= What the task requires =
All the data should come back exactly as it was given.

[[ Available records open ]]

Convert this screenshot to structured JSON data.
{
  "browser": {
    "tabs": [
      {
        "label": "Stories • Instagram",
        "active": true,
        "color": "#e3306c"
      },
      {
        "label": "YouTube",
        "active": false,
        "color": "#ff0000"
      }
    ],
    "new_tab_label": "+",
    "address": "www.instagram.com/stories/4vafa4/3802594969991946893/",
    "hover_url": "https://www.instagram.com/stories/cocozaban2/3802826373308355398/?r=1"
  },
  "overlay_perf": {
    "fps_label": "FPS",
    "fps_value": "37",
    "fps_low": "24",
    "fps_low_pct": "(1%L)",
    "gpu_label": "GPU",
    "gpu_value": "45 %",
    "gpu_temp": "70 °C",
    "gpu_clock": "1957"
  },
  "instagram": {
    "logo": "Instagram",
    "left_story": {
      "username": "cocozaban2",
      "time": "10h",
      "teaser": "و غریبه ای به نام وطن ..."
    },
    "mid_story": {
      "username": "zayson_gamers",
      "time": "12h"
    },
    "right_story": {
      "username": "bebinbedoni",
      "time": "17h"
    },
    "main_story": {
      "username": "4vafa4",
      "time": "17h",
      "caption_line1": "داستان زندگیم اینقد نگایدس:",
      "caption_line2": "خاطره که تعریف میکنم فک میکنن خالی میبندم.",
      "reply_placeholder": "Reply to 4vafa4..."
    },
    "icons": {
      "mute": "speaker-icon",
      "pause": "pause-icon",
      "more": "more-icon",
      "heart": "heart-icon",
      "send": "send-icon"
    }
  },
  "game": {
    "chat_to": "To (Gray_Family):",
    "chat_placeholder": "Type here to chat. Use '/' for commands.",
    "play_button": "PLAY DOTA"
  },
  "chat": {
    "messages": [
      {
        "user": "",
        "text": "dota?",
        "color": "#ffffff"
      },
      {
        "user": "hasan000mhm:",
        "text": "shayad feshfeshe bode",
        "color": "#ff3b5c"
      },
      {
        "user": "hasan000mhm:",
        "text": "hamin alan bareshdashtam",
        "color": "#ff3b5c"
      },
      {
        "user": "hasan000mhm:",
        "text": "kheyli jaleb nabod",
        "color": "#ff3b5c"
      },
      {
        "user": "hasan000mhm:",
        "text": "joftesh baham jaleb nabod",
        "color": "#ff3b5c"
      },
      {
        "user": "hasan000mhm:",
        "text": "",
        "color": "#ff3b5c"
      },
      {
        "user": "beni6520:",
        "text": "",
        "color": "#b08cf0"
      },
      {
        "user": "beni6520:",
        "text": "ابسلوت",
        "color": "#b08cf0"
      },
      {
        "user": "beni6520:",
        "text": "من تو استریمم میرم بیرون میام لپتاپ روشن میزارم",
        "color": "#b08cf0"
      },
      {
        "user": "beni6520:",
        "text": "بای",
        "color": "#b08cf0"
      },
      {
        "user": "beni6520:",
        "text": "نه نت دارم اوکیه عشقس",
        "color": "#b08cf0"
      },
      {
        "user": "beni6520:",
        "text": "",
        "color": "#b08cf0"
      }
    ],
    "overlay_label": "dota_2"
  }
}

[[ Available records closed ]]

= Exercise result =
Convert this screenshot to structured JSON data.
{
  "browser": {
    "tabs": [
      {
        "label": "Stories • Instagram",
        "active": true,
        "color": "#e3306c"
      },
      {
        "label": "YouTube",
        "active": false,
        "color": "#ff0000"
      }
    ],
    "new_tab_label": "+",
    "address": "www.instagram.com/stories/4vafa4/3802594969991946893/",
    "hover_url": "https://www.instagram.com/stories/cocozaban2/3802826373308355398/?r=1"
  },
  "overlay_perf": {
    "fps_label": "FPS",
    "fps_value": "37",
    "fps_low": "24",
    "fps_low_pct": "(1%L)",
    "gpu_label": "GPU",
    "gpu_value": "45 %",
    "gpu_temp": "70 °C",
    "gpu_clock": "1957"
  },
  "instagram": {
    "logo": "Instagram",
    "left_story": {
      "username": "cocozaban2",
      "time": "10h",
      "teaser": "و غریبه ای به نام وطن ..."
    },
    "mid_story": {
      "username": "zayson_gamers",
      "time": "12h"
    },
    "right_story": {
      "username": "bebinbedoni",
      "time": "17h"
    },
    "main_story": {
      "username": "4vafa4",
      "time": "17h",
      "caption_line1": "داستان زندگیم اینقد نگایدس:",
      "caption_line2": "خاطره که تعریف میکنم فک میکنن خالی میبندم.",
      "reply_placeholder": "Reply to 4vafa4..."
    },
    "icons": {
      "mute": "speaker-icon",
      "pause": "pause-icon",
      "more": "more-icon",
      "heart": "heart-icon",
      "send": "send-icon"
    }
  },
  "game": {
    "chat_to": "To (Gray_Family):",
    "chat_placeholder": "Type here to chat. Use '/' for commands.",
    "play_button": "PLAY DOTA"
  },
  "chat": {
    "messages": [
      {
        "user": "",
        "text": "dota?",
        "color": "#ffffff"
      },
      {
        "user": "hasan000mhm:",
        "text": "shayad feshfeshe bode",
        "color": "#ff3b5c"
      },
      {
        "user": "hasan000mhm:",
        "text": "hamin alan bareshdashtam",
        "color": "#ff3b5c"
      },
      {
        "user": "hasan000mhm:",
        "text": "kheyli jaleb nabod",
        "color": "#ff3b5c"
      },
      {
        "user": "hasan000mhm:",
        "text": "joftesh baham jaleb nabod",
        "color": "#ff3b5c"
      },
      {
        "user": "hasan000mhm:",
        "text": "",
        "color": "#ff3b5c"
      },
      {
        "user": "beni6520:",
        "text": "",
        "color": "#b08cf0"
      },
      {
        "user": "beni6520:",
        "text": "ابسلوت",
        "color": "#b08cf0"
      },
      {
        "user": "beni6520:",
        "text": "من تو استریمم میرم بیرون میام لپتاپ روشن میزارم",
        "color": "#b08cf0"
      },
      {
        "user": "beni6520:",
        "text": "بای",
        "color": "#b08cf0"
      },
      {
        "user": "beni6520:",
        "text": "نه نت دارم اوکیه عشقس",
        "color": "#b08cf0"
      },
      {
        "user": "beni6520:",
        "text": "",
        "color": "#b08cf0"
      }
    ],
    "overlay_label": "dota_2"
  }
}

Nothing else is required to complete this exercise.